The Basics of Government

A government is the system or group of people who govern an organized community, generally a state. Governments make laws, enforce those laws and provide services to their citizens. They also defend the country from external threats.

The earliest governments were probably tribes with chiefs who ruled by various rituals or tests of strength. Over time, as humans developed agriculture and water control projects they could support larger populations, and they needed to find ways to organize their societies. They started to use leaders, rules and laws to create more permanent communities that became known as states.

A state is a sizable group of people who live together, often sharing language, customs, or religion. A nation is a broader idea that describes the people who share that commonality. A country is a nation that occupies a definite territory, and has an organized government.

Governments have many different jobs, and each has its own role and responsibilities. A government’s basic function is to provide leadership and maintain order. It is also responsible for providing public services, protecting national security and providing economic assistance.

What are the different types of governments? How do they differ in their level of control and features? These are all important questions to answer in determining what kind of government is best for a particular society.

Various scholars and philosophers have answered these questions differently. Thomas Hobbes, for example, believed that without some form of order and governance, humans would turn to violence as they struggled to survive. John Locke built upon this idea and argued that all humans have a natural right to life, liberty and property.

The founders of the United States were concerned about tyranny, and they designed their system with three branches: legislative, executive, and judicial. They wanted each branch to have limited powers so they could check the others. This is called the system of checks and balances.

Each branch has a different job, but they all work together to keep the system functioning properly. The President, for example, makes sure that the laws Congress creates are followed by everyone. He also acts as our head of state when we meet with leaders in other countries. Congress makes laws, but the President can veto them or override them with enough votes in either chamber. The Supreme Court interprets and applies the Federal laws, but the executive and judicial branches must give their approval to Presidential nominations, for example.

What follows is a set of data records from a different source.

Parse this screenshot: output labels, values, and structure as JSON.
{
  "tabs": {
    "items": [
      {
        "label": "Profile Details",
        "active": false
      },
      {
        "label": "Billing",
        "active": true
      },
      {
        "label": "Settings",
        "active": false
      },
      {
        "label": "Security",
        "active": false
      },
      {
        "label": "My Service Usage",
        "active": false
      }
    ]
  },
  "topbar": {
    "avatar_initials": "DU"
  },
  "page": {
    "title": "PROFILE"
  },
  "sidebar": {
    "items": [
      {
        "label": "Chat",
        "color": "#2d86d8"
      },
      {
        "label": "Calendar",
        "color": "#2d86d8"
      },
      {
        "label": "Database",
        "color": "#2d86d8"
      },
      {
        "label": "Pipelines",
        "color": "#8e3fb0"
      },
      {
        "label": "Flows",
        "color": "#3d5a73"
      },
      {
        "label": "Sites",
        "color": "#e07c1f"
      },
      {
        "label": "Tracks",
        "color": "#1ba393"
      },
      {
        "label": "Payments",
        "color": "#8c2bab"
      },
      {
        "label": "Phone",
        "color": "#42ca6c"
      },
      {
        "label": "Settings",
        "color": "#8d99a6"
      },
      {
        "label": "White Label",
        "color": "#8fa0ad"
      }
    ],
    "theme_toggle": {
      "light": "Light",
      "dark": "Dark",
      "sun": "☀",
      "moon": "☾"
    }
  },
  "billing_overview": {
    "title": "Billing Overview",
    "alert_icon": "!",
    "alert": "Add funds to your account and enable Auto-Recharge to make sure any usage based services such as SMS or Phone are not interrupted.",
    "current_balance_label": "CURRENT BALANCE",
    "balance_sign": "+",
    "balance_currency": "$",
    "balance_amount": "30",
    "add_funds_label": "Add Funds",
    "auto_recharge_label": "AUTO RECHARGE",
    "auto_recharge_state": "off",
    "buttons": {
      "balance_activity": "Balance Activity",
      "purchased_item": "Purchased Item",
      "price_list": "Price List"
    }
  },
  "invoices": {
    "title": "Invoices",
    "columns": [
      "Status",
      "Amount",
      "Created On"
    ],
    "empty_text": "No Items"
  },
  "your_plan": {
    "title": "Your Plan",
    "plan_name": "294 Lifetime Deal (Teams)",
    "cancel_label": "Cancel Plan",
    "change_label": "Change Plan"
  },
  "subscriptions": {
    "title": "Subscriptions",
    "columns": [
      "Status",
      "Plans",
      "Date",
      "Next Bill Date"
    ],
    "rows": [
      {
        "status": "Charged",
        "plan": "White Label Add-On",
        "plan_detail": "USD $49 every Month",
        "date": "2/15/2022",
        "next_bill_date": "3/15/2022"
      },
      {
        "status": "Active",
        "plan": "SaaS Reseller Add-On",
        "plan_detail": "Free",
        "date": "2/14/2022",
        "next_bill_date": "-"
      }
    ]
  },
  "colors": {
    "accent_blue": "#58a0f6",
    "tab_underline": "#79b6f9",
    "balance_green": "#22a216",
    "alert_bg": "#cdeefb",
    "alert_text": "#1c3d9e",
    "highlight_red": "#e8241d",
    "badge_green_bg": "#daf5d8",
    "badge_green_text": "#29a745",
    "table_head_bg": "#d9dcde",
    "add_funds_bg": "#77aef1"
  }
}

The Federal government also has many agencies and departments with responsibilities ranging from environmental protection to enforcing immigration law. These are all part of our government and all work together to serve the nation’s interests. Many of these agencies also have a social mission and provide assistance to citizens. This has long been a controversial topic as some believe that it takes away the responsibility of individuals to take care of themselves and that governments should only provide aid when necessary. Others, such as President Lyndon Johnson, created programs such as national medical insurance and welfare to reduce poverty and hunger in the United States.